6 Oscar-winning film locations that didn’t deserve the accolades given, the first will shock you😲😲

6 Oscar-winning film locations that didn’t deserve the accolades given, the first will shock you😲😲

 

As the Oscars—arguably the most important night in movies—approaches, we are thinking about how our city has played the backdrop in many Academy Award-winning films.

 

This weekend in particular, as we gear up for Sunday night’s Oscar broadcast, we pay homage to Best Picture nominees Maestro and Past Lives, which were both filmed in the area.

 

Below, find a list of some of the most iconic Oscar-winning film locations in NYC that you can visit at your own leisure. Perhaps, you’ll want to embark on a movie-guided walking tour of sorts before joining friends to catch the event on TV.

 

Popular on Time Out

 

The best things to do in NYC this weekend

The best things to do in NYC this weekend

 

A giant nightlife and entertainment venue just opened in Times Square

A giant nightlife and entertainment venue just opened in Times Square

 

May the best movie(s) win!

 

RECOMMENDED: The best Oscar viewing parties and events in NYC

 

Midnight Cowboy (1969): 58th Street and Sixth Avenue

Sixth Avenue NYC

Photograph: Shutterstock

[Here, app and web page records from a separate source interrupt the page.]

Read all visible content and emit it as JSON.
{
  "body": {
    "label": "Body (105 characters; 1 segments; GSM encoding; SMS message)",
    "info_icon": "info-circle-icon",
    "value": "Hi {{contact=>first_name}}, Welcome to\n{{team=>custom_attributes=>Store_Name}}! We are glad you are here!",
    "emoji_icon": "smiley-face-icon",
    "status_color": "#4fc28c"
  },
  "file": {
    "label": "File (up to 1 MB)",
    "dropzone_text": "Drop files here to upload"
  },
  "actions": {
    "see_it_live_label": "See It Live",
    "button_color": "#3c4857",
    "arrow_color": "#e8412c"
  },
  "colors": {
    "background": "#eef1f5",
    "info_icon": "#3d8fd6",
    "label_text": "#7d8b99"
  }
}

Who can forget the iconic scene during which Dustin Hoffman’s character is crossing the street at 58th Street and Sixth Avenue just as a taxi approaches and almost hits him?

 

“Hey! I’m walking here!” Hoffman shouts, delivering a line that cinephiles still remember today. Fun fact: the scene was not scripted!

 

How New York is that?

 

The Godfather (1972): The St. Regis New York

St. Regis hotel in NYC

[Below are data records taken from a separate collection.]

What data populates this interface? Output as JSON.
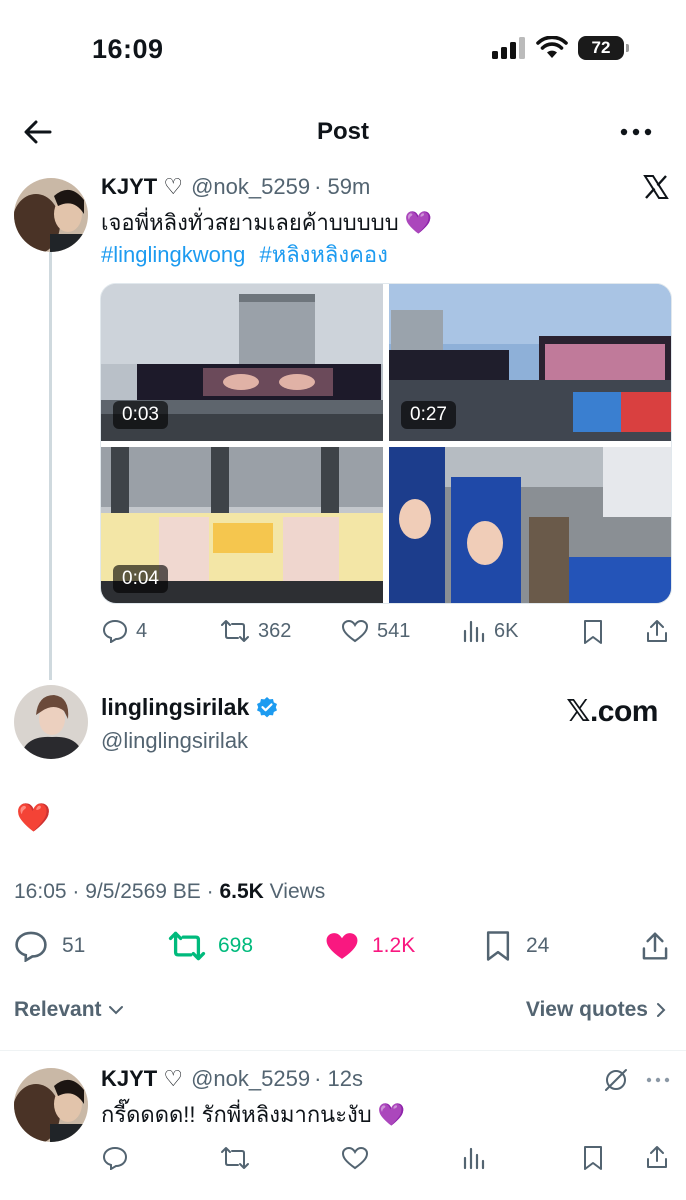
{
  "status_bar": {
    "time": "16:09",
    "battery": "72"
  },
  "header": {
    "title": "Post"
  },
  "quoted_tweet": {
    "author_name": "KJYT ♡",
    "handle": "@nok_5259",
    "time": "· 59m",
    "text": "เจอพี่หลิงทั่วสยามเลยค้าบบบบบ 💜",
    "hashtags": [
      "#linglingkwong",
      "#หลิงหลิงคอง"
    ],
    "media": [
      {
        "duration": "0:03"
      },
      {
        "duration": "0:27"
      },
      {
        "duration": "0:04"
      },
      {
        "duration": ""
      }
    ],
    "stats": {
      "replies": "4",
      "reposts": "362",
      "likes": "541",
      "views": "6K"
    }
  },
  "main_post": {
    "author_name": "linglingsirilak",
    "handle": "@linglingsirilak",
    "watermark": "𝕏.com",
    "text": "❤️",
    "timestamp": "16:05 · 9/5/2569 BE · ",
    "views_count": "6.5K",
    "views_label": " Views",
    "stats": {
      "replies": "51",
      "reposts": "698",
      "likes": "1.2K",
      "bookmarks": "24"
    },
    "accent_colors": {
      "repost": "#00ba7c",
      "like": "#f91880",
      "link": "#1d9bf0",
      "verified": "#1d9bf0"
    }
  },
  "sort": {
    "label": "Relevant",
    "view_quotes": "View quotes"
  },
  "reply": {
    "author_name": "KJYT ♡",
    "handle": "@nok_5259",
    "time": "· 12s",
    "text": "กรี๊ดดดด!! รักพี่หลิงมากนะงับ 💜"
  }
}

Photograph: Shutterstock

The Godfather, which won the Best Picture award back in 1973 alongside a slew of other prizes, was filmed all around New York but it’s the scenes at the St. Regis Hotel in Manhattan that stand out the most.

 

Annie Hall (1977): Central Park Zoo

Central Park Zoo

Photograph: Shutterstock

Our very own Central Park has (rightfully!) starred in plenty of movies but perhaps none of them are as “New York” as Woody Allen’s Annie Hall. In the latter production, one of the most memorable scenes involves Annie (a wonderful Diane Keaton) and Alvy (played by Allen) making fun of New Yorkers while sitting on a bench at the Central Park Zoo. Just an average Sunday afternoon in the life of your average New Yorker, right?

 

Kramer vs. Kramer (1979): Tweed Courthouse

Tweed Courthouse

Photograph: Shutterstock

Designated a New York City Landmark in 1984 and listed on the New York State and National Registers of Historic Places, the Tweed Courthouse at 52 Chambers Street is where Hoffman’s character delivers what folks refer to as “Ted’s plea,” a monologue that makes us cry every single time we watch it.

 

The courthouse is one of the many New York locations filmed in the 1980 Best Picture winner, a list that includes Central Park, Federal Hall, Lenox Hill Hospital, J.G. Melon Restaurant and more.

 

A Beautiful Mind (2001): Fordham University

Tweed Courthouse

Photograph: Shutterstock

The 2002 Best Picture winner is based on the 1998 biography by Sylvia Nasar of Josh Nash, a mathematician dealing with hallucinations while climbing the ranks of academia. Heavily featuring a variety of university campuses, A Beautiful Mind often showcases Fordham University in the Bronx.

 

Birdman (2014): St. James Theatre

St. James Theatre

Photograph: Shutterstock

Birdman stars Michael Keaton as Riggan Thomson, a former movie superhero who hopes to revamp his career through an ambitious Broadway production staged at the real-life St. James Theatre on 44th Street in the Theater District.

 

 

Gideon Canice

Leave a Reply

Your email address will not be published. Required fields are marked *